- Dataset -
_ _ _ _ _

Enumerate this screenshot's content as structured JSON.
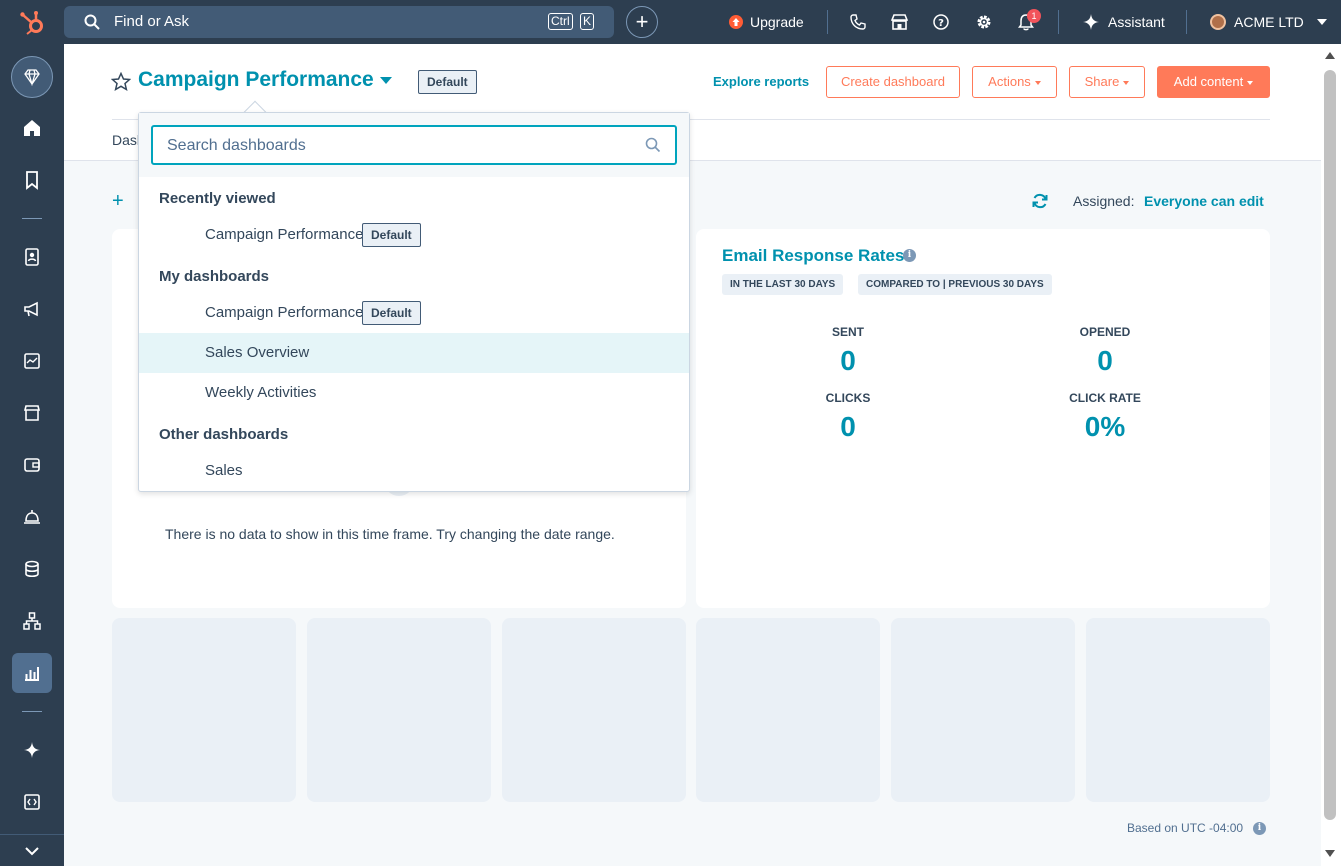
{
  "topbar": {
    "search_label": "Find or Ask",
    "shortcut_ctrl": "Ctrl",
    "shortcut_key": "K",
    "upgrade_label": "Upgrade",
    "notification_count": "1",
    "assistant_label": "Assistant",
    "account_name": "ACME LTD"
  },
  "header": {
    "title": "Campaign Performance",
    "default_tag": "Default",
    "explore_reports": "Explore reports",
    "create_dashboard": "Create dashboard",
    "actions": "Actions",
    "share": "Share",
    "add_content": "Add content",
    "tab_partial": "Dasl",
    "assigned_label": "Assigned:",
    "assigned_value": "Everyone can edit"
  },
  "dropdown": {
    "search_placeholder": "Search dashboards",
    "recently_viewed_heading": "Recently viewed",
    "recently_viewed": [
      {
        "name": "Campaign Performance",
        "tag": "Default"
      }
    ],
    "my_dashboards_heading": "My dashboards",
    "my_dashboards": [
      {
        "name": "Campaign Performance",
        "tag": "Default"
      },
      {
        "name": "Sales Overview"
      },
      {
        "name": "Weekly Activities"
      }
    ],
    "other_dashboards_heading": "Other dashboards",
    "other_dashboards": [
      {
        "name": "Sales"
      }
    ]
  },
  "left_card": {
    "no_data_message": "There is no data to show in this time frame. Try changing the date range."
  },
  "email_card": {
    "title": "Email Response Rates",
    "pill_range": "IN THE LAST 30 DAYS",
    "pill_compare": "COMPARED TO | PREVIOUS 30 DAYS",
    "metrics": [
      {
        "label": "SENT",
        "value": "0"
      },
      {
        "label": "OPENED",
        "value": "0"
      },
      {
        "label": "CLICKS",
        "value": "0"
      },
      {
        "label": "CLICK RATE",
        "value": "0%"
      }
    ]
  },
  "footer": {
    "timezone": "Based on UTC -04:00"
  },
  "colors": {
    "nav_bg": "#2d3e50",
    "accent": "#0091ae",
    "cta": "#ff7a59"
  }
}
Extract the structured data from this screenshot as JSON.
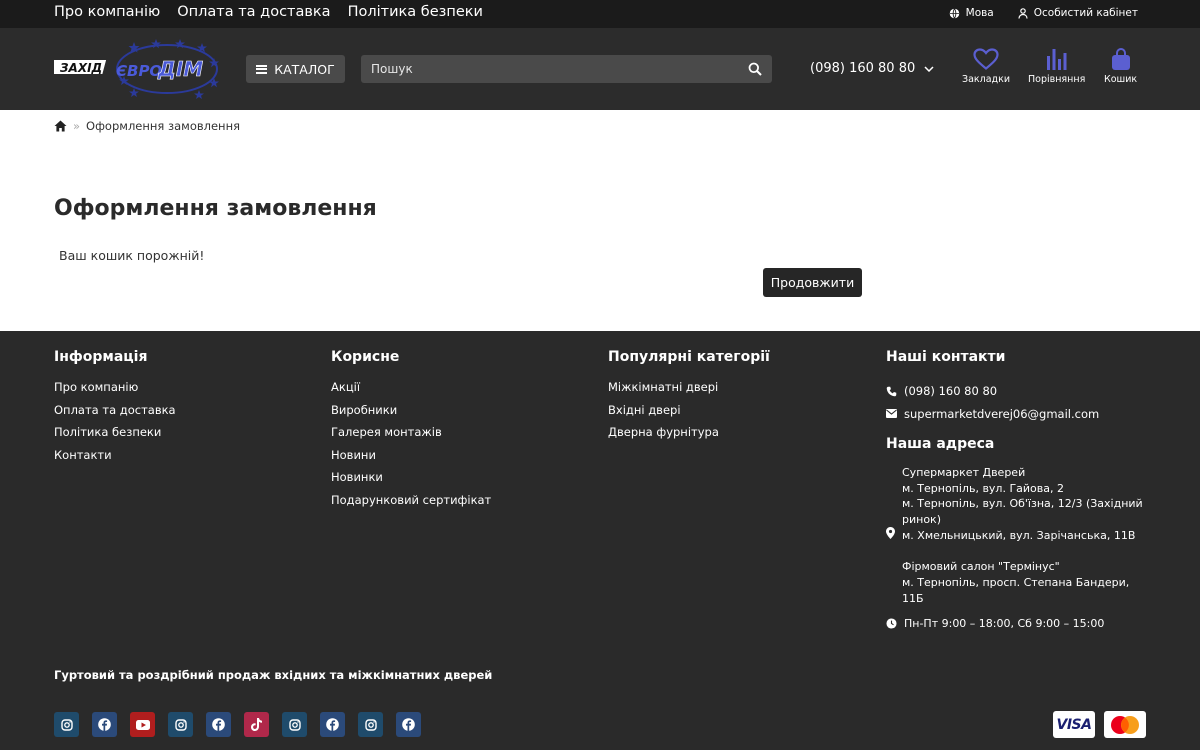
{
  "topbar": {
    "nav": [
      "Про компанію",
      "Оплата та доставка",
      "Політика безпеки"
    ],
    "language_label": "Мова",
    "account_label": "Особистий кабінет"
  },
  "header": {
    "logo_text_left": "ЗАХІД",
    "logo_text_mid": "ЄВРО",
    "logo_text_right": "ДІМ",
    "catalog_label": "КАТАЛОГ",
    "search_placeholder": "Пошук",
    "phone": "(098) 160 80 80",
    "bookmarks_label": "Закладки",
    "compare_label": "Порівняння",
    "cart_label": "Кошик",
    "accent_color": "#5b5fd1"
  },
  "breadcrumb": {
    "current": "Оформлення замовлення"
  },
  "main": {
    "title": "Оформлення замовлення",
    "empty_message": "Ваш кошик порожній!",
    "continue_label": "Продовжити"
  },
  "footer": {
    "info": {
      "title": "Інформація",
      "links": [
        "Про компанію",
        "Оплата та доставка",
        "Політика безпеки",
        "Контакти"
      ]
    },
    "useful": {
      "title": "Корисне",
      "links": [
        "Акції",
        "Виробники",
        "Галерея монтажів",
        "Новини",
        "Новинки",
        "Подарунковий сертифікат"
      ]
    },
    "popular": {
      "title": "Популярні категорії",
      "links": [
        "Міжкімнатні двері",
        "Вхідні двері",
        "Дверна фурнітура"
      ]
    },
    "contacts": {
      "title": "Наші контакти",
      "phone": "(098) 160 80 80",
      "email": "supermarketdverej06@gmail.com",
      "address_title": "Наша адреса",
      "address_lines": [
        "Супермаркет Дверей",
        "м. Тернопіль, вул. Гайова, 2",
        "м. Тернопіль, вул. Об'їзна, 12/3 (Західний ринок)",
        "м. Хмельницький, вул. Зарічанська, 11В"
      ],
      "salon_lines": [
        "Фірмовий салон \"Термінус\"",
        "м. Тернопіль, просп. Степана Бандери, 11Б"
      ],
      "hours": "Пн-Пт 9:00 – 18:00, Сб 9:00 – 15:00"
    },
    "tagline": "Гуртовий та роздрібний продаж вхідних та міжкімнатних дверей",
    "socials": [
      {
        "icon": "instagram-icon",
        "color": "#1f4b6b"
      },
      {
        "icon": "facebook-icon",
        "color": "#2b4a7a"
      },
      {
        "icon": "youtube-icon",
        "color": "#b01e1e"
      },
      {
        "icon": "instagram-icon",
        "color": "#1f4b6b"
      },
      {
        "icon": "facebook-icon",
        "color": "#2b4a7a"
      },
      {
        "icon": "tiktok-icon",
        "color": "#b0284a"
      },
      {
        "icon": "instagram-icon",
        "color": "#1f4b6b"
      },
      {
        "icon": "facebook-icon",
        "color": "#2b4a7a"
      },
      {
        "icon": "instagram-icon",
        "color": "#1f4b6b"
      },
      {
        "icon": "facebook-icon",
        "color": "#2b4a7a"
      }
    ],
    "payments": {
      "visa_label": "VISA",
      "mastercard_icon": "mastercard-icon"
    }
  }
}
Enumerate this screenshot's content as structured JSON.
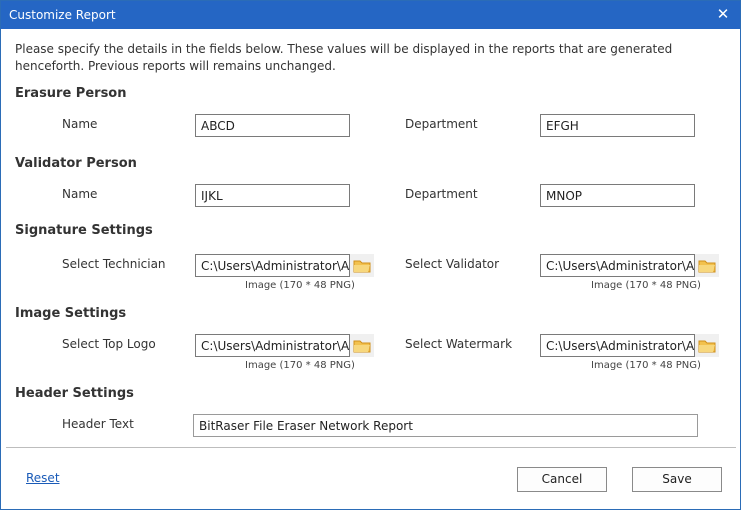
{
  "window": {
    "title": "Customize Report",
    "close_glyph": "✕"
  },
  "intro": "Please specify the details in the fields below. These values will be displayed in the reports that are generated henceforth. Previous reports will remains unchanged.",
  "erasure": {
    "heading": "Erasure Person",
    "name_label": "Name",
    "name_value": "ABCD",
    "dept_label": "Department",
    "dept_value": "EFGH"
  },
  "validator": {
    "heading": "Validator Person",
    "name_label": "Name",
    "name_value": "IJKL",
    "dept_label": "Department",
    "dept_value": "MNOP"
  },
  "signature": {
    "heading": "Signature Settings",
    "tech_label": "Select Technician",
    "tech_value": "C:\\Users\\Administrator\\A",
    "tech_hint": "Image (170 * 48 PNG)",
    "val_label": "Select Validator",
    "val_value": "C:\\Users\\Administrator\\A",
    "val_hint": "Image (170 * 48 PNG)"
  },
  "image": {
    "heading": "Image Settings",
    "logo_label": "Select Top Logo",
    "logo_value": "C:\\Users\\Administrator\\A",
    "logo_hint": "Image (170 * 48 PNG)",
    "wm_label": "Select Watermark",
    "wm_value": "C:\\Users\\Administrator\\A",
    "wm_hint": "Image (170 * 48 PNG)"
  },
  "header": {
    "heading": "Header Settings",
    "text_label": "Header Text",
    "text_value": "BitRaser File Eraser Network Report"
  },
  "footer": {
    "reset": "Reset",
    "cancel": "Cancel",
    "save": "Save"
  },
  "icons": {
    "browse": "folder-icon",
    "close": "close-icon"
  },
  "colors": {
    "titlebar": "#2566c4",
    "link": "#1a5bb8",
    "folder": "#e6a53a"
  }
}
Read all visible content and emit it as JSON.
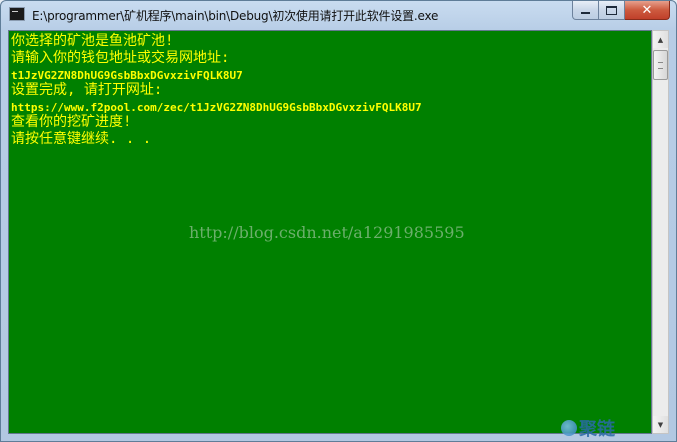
{
  "window": {
    "title": "E:\\programmer\\矿机程序\\main\\bin\\Debug\\初次使用请打开此软件设置.exe",
    "close_glyph": "✕"
  },
  "console": {
    "lines": [
      "你选择的矿池是鱼池矿池!",
      "请输入你的钱包地址或交易网地址:",
      "t1JzVG2ZN8DhUG9GsbBbxDGvxzivFQLK8U7",
      "设置完成, 请打开网址:",
      "https://www.f2pool.com/zec/t1JzVG2ZN8DhUG9GsbBbxDGvxzivFQLK8U7",
      "查看你的挖矿进度!",
      "请按任意键继续. . ."
    ],
    "text_color": "#ffff00",
    "background_color": "#008000"
  },
  "watermark": "http://blog.csdn.net/a1291985595",
  "corner_logo": "聚链"
}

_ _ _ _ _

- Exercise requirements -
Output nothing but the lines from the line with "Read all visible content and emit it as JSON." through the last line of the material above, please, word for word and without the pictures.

- Task response -
Read all visible content and emit it as JSON.
{
  "window": {
    "title": "E:\\programmer\\矿机程序\\main\\bin\\Debug\\初次使用请打开此软件设置.exe",
    "close_glyph": "✕"
  },
  "console": {
    "lines": [
      "你选择的矿池是鱼池矿池!",
      "请输入你的钱包地址或交易网地址:",
      "t1JzVG2ZN8DhUG9GsbBbxDGvxzivFQLK8U7",
      "设置完成, 请打开网址:",
      "https://www.f2pool.com/zec/t1JzVG2ZN8DhUG9GsbBbxDGvxzivFQLK8U7",
      "查看你的挖矿进度!",
      "请按任意键继续. . ."
    ],
    "text_color": "#ffff00",
    "background_color": "#008000"
  },
  "watermark": "http://blog.csdn.net/a1291985595",
  "corner_logo": "聚链"
}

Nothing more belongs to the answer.